**Directions:**
Collect the lines of the entries where "kind" shows up.

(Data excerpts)
__________
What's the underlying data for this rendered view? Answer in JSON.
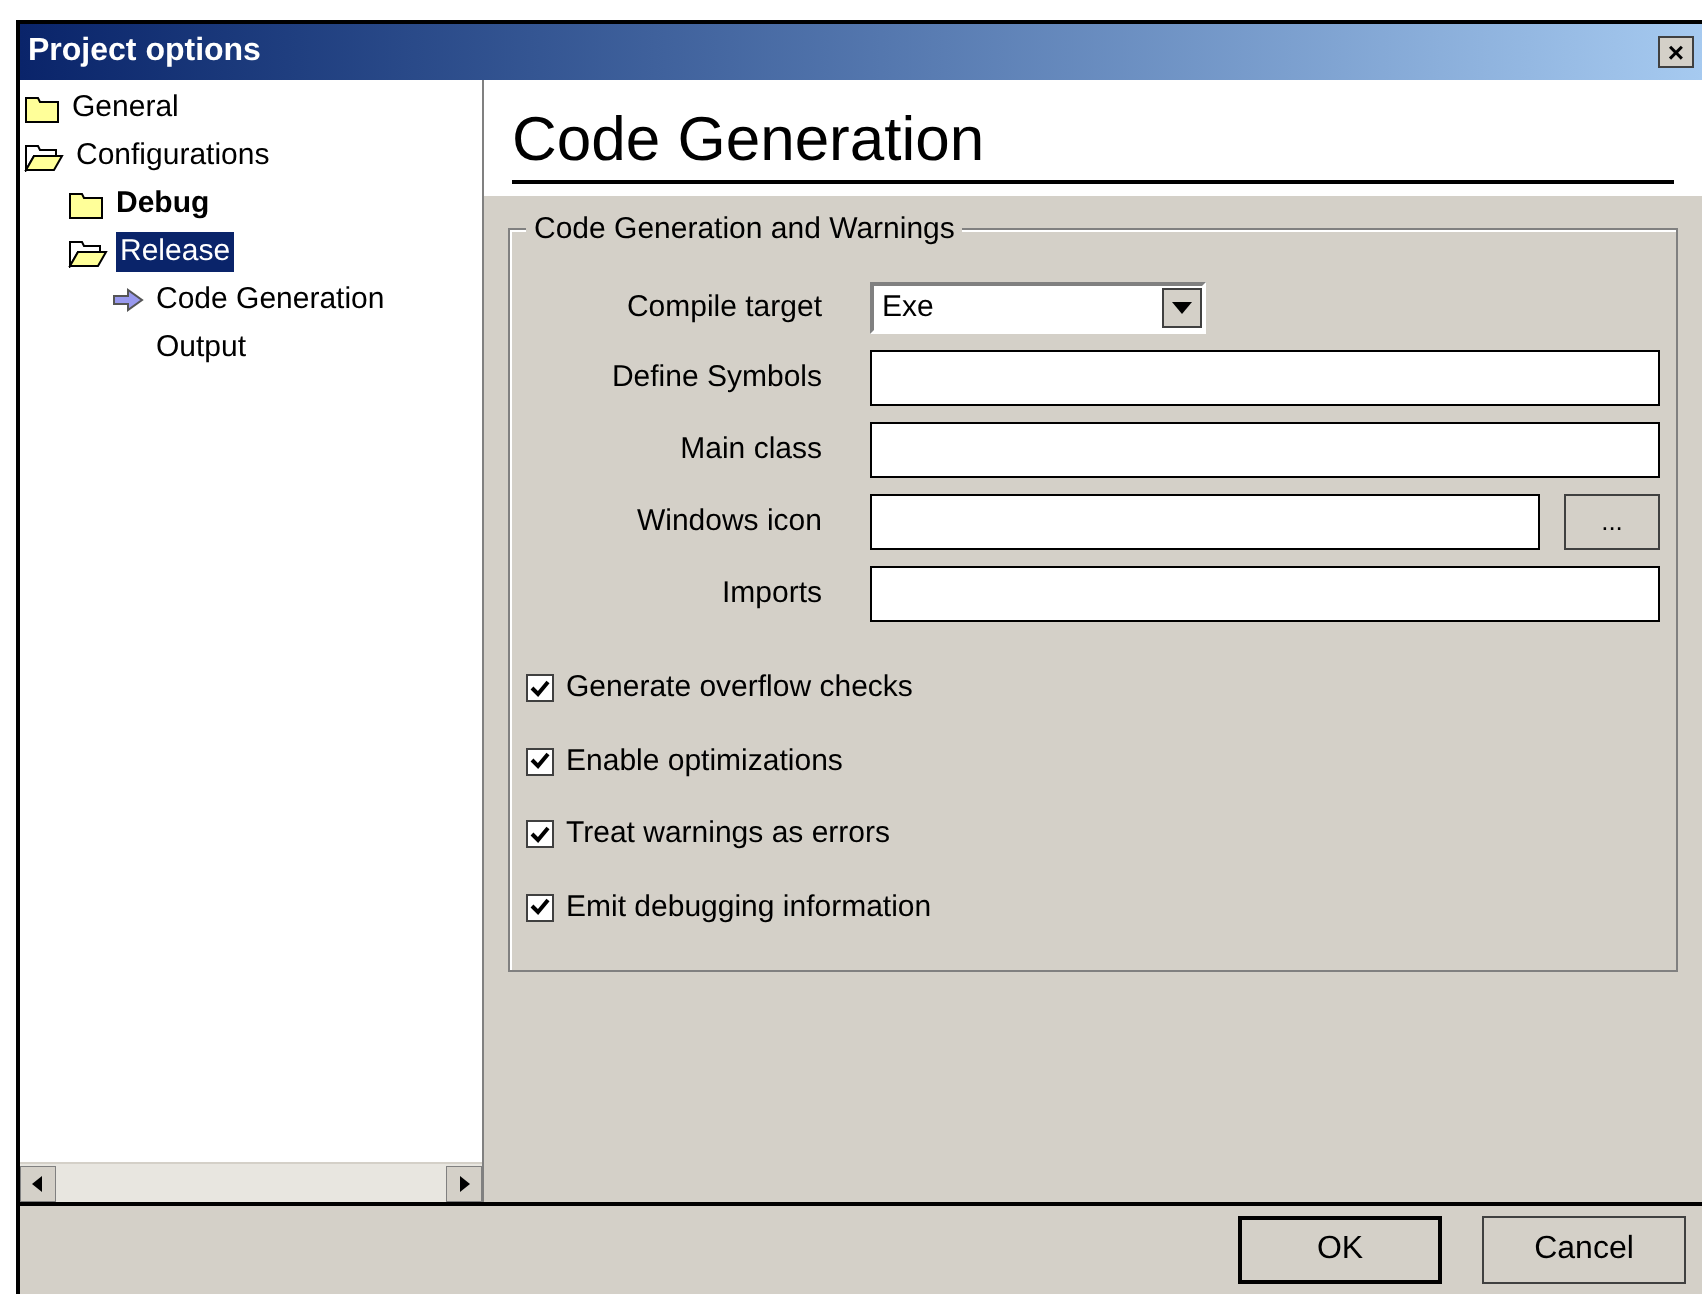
{
  "window": {
    "title": "Project options",
    "close": "×"
  },
  "tree": [
    {
      "label": "General",
      "kind": "folder",
      "selected": false,
      "bold": false
    },
    {
      "label": "Configurations",
      "kind": "folder-open",
      "selected": false,
      "bold": false,
      "children": [
        {
          "label": "Debug",
          "kind": "folder",
          "selected": false,
          "bold": true
        },
        {
          "label": "Release",
          "kind": "folder-open",
          "selected": true,
          "bold": false,
          "children": [
            {
              "label": "Code Generation",
              "kind": "arrow",
              "selected": false,
              "bold": false
            },
            {
              "label": "Output",
              "kind": "plain",
              "selected": false,
              "bold": false
            }
          ]
        }
      ]
    }
  ],
  "heading": "Code Generation",
  "group": {
    "title": "Code Generation and Warnings",
    "fields": [
      {
        "label": "Compile target",
        "kind": "dropdown",
        "value": "Exe"
      },
      {
        "label": "Define Symbols",
        "kind": "text"
      },
      {
        "label": "Main class",
        "kind": "text"
      },
      {
        "label": "Windows icon",
        "kind": "browse",
        "button": "..."
      },
      {
        "label": "Imports",
        "kind": "text"
      }
    ],
    "checkboxes": [
      {
        "label": "Generate overflow checks",
        "checked": true
      },
      {
        "label": "Enable optimizations",
        "checked": true
      },
      {
        "label": "Treat warnings as errors",
        "checked": true
      },
      {
        "label": "Emit debugging information",
        "checked": true
      }
    ]
  },
  "buttons": [
    "OK",
    "Cancel"
  ]
}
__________
**Completed task:**
      "kind": "folder",
      "kind": "folder-open",
          "kind": "folder",
          "kind": "folder-open",
              "kind": "arrow",
              "kind": "plain",
        "kind": "dropdown",
        "kind": "text"
        "kind": "text"
        "kind": "browse",
        "kind": "text"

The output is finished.